• To do
Which of the lines in the listing that follows hold "icon"? Pull each one out.

• Records to process
========================================

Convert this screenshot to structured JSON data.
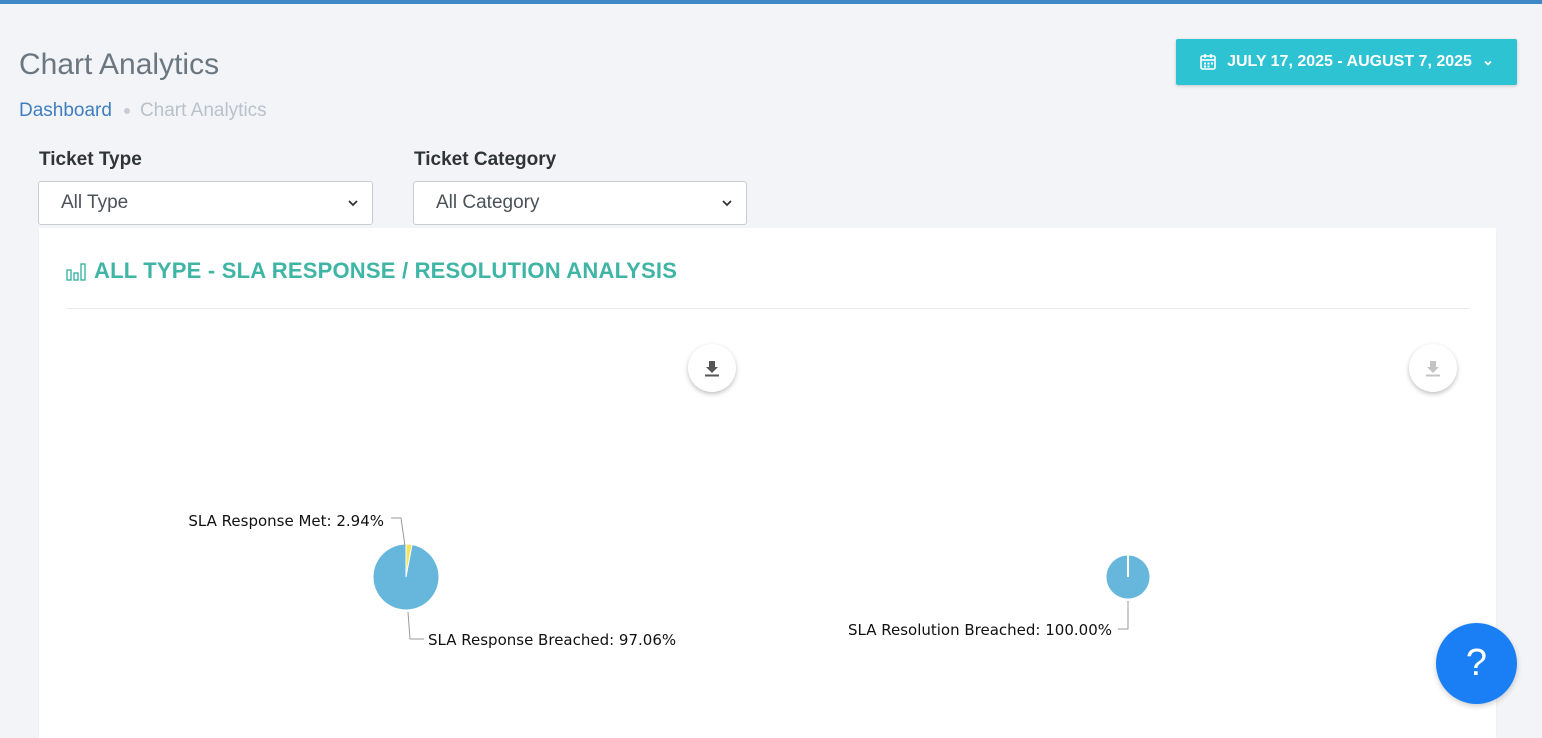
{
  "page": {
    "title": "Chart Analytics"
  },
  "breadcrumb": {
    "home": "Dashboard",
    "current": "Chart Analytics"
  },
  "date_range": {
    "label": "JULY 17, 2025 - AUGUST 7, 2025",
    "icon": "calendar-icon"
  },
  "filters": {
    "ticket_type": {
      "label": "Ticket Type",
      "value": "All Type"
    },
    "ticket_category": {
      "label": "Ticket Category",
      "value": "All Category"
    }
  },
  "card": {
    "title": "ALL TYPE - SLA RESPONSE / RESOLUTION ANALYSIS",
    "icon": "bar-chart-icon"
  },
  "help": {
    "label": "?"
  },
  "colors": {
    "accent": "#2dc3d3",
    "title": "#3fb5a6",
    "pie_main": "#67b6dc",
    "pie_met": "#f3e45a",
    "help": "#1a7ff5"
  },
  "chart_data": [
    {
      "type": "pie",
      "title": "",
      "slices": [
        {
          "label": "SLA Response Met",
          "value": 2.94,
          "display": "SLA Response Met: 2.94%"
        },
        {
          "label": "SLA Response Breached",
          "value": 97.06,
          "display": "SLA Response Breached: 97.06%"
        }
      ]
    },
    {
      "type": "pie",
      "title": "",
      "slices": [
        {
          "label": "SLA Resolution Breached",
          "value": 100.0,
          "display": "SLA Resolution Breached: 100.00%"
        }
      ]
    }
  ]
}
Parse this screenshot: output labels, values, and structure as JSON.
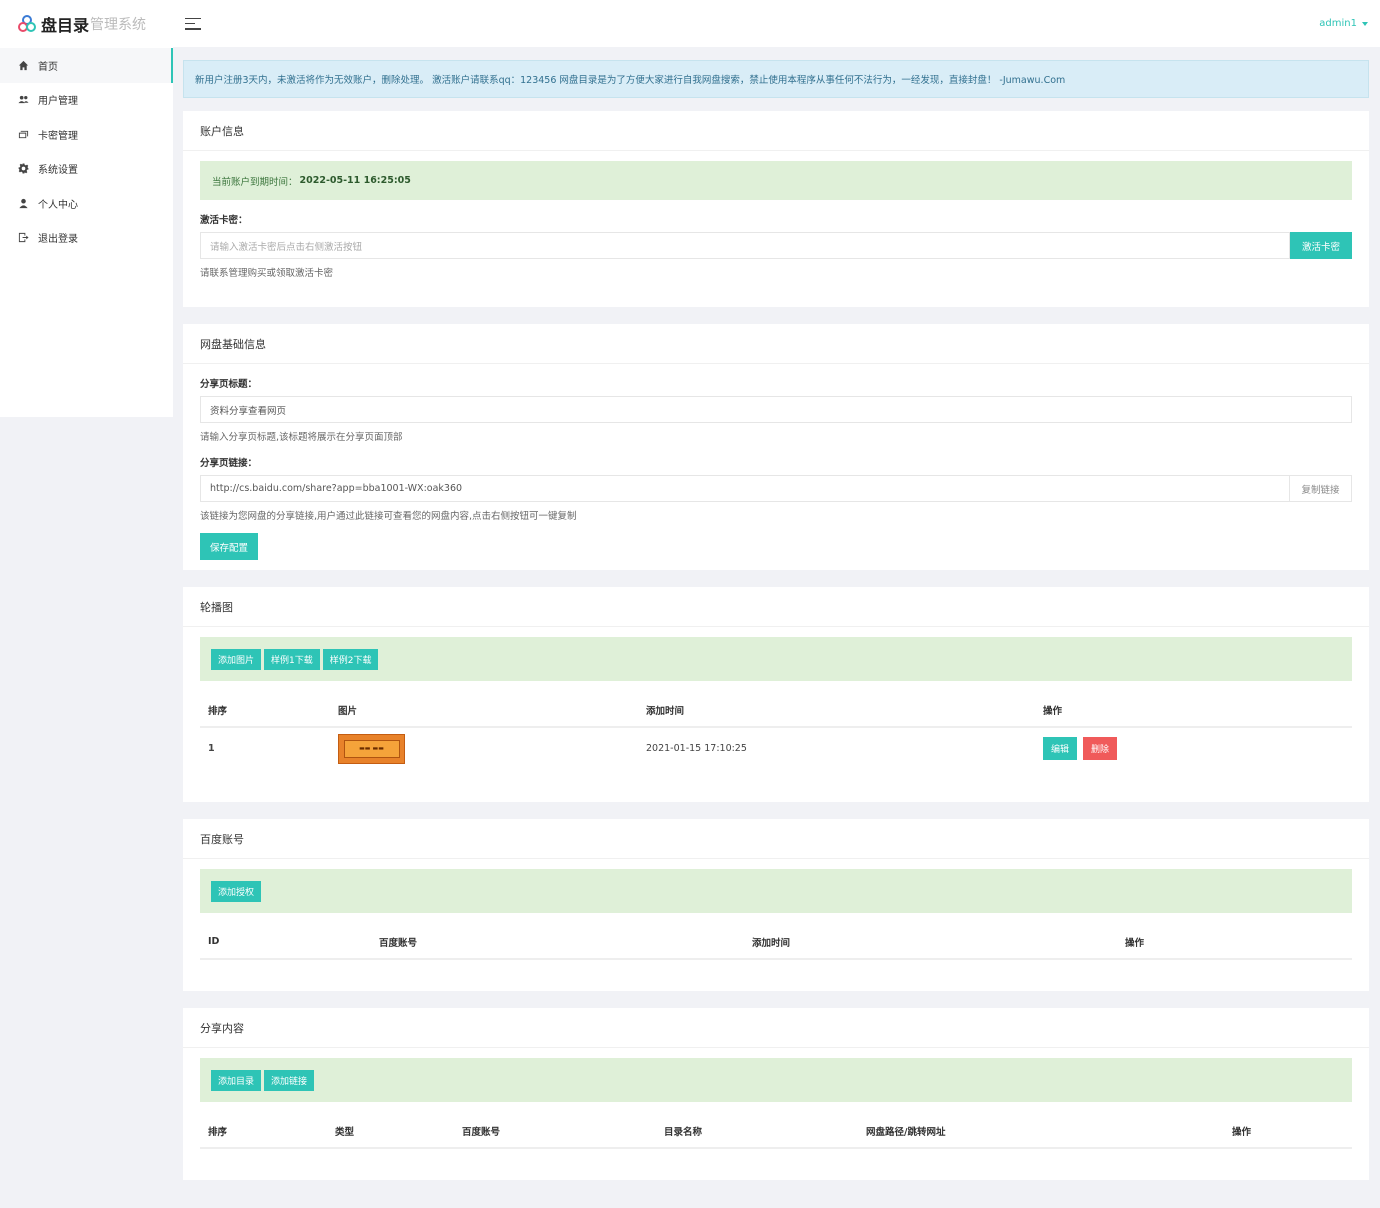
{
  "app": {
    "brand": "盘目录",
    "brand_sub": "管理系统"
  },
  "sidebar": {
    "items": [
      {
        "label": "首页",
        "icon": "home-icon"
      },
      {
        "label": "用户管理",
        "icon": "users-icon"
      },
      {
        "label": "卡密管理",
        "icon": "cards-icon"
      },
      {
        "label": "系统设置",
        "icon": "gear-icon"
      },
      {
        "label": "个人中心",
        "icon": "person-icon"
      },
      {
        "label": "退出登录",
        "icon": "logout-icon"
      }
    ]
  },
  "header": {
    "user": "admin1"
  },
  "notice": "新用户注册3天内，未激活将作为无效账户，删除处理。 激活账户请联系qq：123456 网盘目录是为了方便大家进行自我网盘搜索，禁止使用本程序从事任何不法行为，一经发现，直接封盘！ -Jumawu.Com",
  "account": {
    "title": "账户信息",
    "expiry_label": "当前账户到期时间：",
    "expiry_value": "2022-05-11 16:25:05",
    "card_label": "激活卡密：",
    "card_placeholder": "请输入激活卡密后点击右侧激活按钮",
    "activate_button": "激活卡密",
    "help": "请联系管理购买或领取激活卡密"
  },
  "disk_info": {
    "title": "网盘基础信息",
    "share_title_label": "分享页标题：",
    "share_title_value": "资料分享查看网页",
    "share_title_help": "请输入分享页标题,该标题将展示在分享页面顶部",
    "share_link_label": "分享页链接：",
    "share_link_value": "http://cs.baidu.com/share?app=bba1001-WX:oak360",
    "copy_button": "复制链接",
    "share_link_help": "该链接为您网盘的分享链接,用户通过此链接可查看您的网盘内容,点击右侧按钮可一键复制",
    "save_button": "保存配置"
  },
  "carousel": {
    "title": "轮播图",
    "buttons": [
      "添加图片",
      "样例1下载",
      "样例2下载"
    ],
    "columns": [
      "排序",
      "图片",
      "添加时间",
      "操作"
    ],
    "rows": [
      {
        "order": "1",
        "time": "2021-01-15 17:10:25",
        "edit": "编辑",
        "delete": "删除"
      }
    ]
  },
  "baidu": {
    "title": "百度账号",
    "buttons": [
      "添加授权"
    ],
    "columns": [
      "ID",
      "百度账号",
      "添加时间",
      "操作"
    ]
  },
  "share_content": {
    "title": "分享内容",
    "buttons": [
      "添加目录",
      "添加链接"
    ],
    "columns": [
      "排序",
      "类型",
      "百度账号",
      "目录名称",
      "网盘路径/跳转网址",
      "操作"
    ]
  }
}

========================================

• Exercise solution
    "icon": "calendar-icon"
    "icon": "bar-chart-icon"
        "icon": "home-icon"
        "icon": "users-icon"
        "icon": "cards-icon"
        "icon": "gear-icon"
        "icon": "person-icon"
        "icon": "logout-icon"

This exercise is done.